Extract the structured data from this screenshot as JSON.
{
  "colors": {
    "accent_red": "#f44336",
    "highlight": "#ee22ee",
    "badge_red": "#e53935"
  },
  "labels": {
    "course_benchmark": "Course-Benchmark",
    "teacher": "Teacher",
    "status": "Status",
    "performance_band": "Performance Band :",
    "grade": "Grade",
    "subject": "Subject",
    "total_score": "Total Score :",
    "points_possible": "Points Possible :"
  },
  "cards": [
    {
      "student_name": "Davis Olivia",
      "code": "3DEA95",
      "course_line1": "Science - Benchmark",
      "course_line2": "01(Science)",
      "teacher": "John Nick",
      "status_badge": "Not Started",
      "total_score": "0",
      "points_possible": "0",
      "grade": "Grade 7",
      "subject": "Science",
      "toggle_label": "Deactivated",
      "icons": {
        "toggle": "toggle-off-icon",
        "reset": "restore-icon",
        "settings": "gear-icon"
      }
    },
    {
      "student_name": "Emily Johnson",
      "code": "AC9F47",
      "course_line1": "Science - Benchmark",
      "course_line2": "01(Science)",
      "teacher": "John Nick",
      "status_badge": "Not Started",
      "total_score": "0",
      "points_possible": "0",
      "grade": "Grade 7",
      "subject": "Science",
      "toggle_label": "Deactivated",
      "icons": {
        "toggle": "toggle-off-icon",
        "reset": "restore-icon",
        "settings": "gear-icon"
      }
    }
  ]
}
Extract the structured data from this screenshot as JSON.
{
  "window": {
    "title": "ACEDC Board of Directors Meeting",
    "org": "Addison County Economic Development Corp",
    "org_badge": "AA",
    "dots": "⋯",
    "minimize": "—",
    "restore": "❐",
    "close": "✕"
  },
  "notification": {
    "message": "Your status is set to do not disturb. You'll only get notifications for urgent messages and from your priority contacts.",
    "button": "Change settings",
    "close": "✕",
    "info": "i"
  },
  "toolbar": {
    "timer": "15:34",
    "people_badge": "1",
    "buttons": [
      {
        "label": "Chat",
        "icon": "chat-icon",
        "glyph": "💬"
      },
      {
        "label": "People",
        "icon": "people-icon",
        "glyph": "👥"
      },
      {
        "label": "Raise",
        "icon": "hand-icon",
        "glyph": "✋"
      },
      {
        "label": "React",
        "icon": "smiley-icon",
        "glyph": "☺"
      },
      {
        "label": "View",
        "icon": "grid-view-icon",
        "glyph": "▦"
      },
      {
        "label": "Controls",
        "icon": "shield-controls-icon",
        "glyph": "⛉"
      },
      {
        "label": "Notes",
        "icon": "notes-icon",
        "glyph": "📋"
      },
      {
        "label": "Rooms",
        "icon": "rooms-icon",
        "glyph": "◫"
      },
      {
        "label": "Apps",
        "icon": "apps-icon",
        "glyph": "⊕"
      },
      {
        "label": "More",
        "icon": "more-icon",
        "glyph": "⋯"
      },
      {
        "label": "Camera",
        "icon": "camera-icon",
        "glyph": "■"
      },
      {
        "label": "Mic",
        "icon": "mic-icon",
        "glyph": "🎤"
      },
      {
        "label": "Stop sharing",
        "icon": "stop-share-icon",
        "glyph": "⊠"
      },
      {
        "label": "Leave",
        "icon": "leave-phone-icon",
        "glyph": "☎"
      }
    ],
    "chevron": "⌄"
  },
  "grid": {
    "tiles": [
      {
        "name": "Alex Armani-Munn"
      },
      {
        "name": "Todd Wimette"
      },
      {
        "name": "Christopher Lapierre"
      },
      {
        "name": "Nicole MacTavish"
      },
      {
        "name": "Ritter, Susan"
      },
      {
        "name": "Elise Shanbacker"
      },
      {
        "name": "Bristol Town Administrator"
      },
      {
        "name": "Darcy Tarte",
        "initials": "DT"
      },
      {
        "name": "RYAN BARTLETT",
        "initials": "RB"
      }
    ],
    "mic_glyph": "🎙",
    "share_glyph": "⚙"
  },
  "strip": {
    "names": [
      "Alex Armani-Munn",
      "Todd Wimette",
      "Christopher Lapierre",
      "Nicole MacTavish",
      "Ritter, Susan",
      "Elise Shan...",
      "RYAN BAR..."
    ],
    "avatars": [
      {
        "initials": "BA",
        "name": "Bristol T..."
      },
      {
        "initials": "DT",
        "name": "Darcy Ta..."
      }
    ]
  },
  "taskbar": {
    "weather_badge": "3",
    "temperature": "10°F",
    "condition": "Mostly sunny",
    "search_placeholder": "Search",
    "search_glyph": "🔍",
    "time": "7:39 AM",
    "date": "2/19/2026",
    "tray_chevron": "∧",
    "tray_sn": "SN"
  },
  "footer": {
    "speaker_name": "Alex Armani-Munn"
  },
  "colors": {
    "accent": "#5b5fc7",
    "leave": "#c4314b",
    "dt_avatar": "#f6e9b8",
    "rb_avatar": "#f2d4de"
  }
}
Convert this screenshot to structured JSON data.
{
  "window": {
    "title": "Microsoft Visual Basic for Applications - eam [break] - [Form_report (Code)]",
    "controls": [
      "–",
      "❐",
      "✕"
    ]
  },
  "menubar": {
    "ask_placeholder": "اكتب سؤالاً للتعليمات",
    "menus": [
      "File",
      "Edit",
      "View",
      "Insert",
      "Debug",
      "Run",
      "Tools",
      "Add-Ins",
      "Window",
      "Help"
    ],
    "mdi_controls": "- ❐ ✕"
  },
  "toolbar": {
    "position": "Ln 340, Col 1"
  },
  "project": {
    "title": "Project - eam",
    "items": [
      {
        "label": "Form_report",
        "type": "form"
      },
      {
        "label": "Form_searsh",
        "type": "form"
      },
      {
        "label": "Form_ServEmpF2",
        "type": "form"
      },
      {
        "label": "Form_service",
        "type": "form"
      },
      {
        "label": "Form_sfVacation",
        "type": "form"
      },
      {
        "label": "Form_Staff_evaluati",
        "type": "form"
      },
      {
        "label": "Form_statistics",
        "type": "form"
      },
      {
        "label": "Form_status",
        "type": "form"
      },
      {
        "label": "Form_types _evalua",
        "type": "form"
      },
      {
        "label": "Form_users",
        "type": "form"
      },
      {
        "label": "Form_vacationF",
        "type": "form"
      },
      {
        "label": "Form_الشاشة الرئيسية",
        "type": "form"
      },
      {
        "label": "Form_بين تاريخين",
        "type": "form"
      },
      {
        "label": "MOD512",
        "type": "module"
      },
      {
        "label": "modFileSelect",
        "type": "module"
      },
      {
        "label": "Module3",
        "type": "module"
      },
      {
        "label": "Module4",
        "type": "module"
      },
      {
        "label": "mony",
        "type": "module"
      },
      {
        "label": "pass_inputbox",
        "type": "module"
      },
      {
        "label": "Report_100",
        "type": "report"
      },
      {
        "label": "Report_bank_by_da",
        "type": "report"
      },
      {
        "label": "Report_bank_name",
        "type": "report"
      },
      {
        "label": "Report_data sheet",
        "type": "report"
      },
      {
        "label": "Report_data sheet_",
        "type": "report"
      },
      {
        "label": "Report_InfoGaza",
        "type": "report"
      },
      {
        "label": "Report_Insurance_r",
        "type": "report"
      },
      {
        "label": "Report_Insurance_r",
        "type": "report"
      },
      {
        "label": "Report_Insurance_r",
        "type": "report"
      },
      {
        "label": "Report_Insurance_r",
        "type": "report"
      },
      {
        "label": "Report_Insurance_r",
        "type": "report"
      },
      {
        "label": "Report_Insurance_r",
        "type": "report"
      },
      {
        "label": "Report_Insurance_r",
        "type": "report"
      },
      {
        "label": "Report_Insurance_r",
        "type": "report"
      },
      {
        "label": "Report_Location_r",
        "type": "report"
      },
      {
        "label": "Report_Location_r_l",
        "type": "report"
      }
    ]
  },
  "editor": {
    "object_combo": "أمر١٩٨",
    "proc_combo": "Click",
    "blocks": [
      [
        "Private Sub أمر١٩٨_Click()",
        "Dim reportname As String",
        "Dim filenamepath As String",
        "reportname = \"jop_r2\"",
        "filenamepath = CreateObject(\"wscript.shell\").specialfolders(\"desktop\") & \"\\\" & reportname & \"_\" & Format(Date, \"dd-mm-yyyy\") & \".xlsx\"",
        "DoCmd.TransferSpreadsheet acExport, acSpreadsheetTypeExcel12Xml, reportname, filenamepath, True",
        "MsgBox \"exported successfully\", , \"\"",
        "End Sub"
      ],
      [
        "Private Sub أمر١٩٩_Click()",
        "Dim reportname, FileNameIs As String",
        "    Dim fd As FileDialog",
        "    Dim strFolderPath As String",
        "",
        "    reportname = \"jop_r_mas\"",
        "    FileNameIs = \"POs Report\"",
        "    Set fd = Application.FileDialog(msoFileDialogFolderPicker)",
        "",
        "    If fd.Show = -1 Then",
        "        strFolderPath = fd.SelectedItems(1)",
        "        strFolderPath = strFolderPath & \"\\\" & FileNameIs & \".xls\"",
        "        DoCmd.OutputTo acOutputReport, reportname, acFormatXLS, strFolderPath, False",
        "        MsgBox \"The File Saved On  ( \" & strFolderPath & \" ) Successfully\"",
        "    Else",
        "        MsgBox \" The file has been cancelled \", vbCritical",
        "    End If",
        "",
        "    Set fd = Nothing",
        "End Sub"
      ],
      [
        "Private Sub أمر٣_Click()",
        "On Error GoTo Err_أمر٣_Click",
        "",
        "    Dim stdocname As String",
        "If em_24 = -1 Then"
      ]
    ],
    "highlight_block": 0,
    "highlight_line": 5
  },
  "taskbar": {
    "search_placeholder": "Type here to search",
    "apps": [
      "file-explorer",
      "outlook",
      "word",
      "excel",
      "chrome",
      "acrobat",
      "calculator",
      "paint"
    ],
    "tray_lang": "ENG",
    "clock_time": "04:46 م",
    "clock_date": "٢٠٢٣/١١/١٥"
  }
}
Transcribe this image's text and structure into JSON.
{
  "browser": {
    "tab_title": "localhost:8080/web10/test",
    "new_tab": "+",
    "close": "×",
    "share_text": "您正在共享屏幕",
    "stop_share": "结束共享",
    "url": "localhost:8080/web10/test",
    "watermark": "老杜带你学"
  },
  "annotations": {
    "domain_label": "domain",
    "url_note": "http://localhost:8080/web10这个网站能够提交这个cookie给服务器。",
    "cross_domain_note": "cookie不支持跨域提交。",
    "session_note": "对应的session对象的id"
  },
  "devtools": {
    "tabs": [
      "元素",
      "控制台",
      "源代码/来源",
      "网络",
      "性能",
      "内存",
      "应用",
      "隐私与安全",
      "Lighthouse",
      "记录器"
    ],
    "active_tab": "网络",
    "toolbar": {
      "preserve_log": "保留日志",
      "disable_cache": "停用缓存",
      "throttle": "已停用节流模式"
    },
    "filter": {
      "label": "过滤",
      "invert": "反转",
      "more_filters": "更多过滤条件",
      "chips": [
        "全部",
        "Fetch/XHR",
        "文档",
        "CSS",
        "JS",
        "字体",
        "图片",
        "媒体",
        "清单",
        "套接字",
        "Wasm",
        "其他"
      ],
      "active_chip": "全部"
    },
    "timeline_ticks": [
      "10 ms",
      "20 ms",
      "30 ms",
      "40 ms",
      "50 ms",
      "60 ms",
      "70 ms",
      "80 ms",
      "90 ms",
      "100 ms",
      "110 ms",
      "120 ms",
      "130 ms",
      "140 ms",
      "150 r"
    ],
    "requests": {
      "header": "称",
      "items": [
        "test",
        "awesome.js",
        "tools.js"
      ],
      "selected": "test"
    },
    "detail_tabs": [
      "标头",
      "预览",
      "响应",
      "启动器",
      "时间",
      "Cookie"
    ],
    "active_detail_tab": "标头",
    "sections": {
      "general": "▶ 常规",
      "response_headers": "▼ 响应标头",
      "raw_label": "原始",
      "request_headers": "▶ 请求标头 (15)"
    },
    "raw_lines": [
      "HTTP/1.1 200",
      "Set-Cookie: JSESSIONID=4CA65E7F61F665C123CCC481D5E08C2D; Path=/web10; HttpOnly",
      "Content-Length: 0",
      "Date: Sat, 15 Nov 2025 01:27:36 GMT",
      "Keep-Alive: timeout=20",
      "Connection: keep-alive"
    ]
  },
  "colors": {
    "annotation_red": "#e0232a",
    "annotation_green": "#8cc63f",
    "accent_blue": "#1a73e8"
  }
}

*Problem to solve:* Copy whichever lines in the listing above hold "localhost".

*Solution for this exercise:*
    "tab_title": "localhost:8080/web10/test",
    "url": "localhost:8080/web10/test",
    "url_note": "http://localhost:8080/web10这个网站能够提交这个cookie给服务器。",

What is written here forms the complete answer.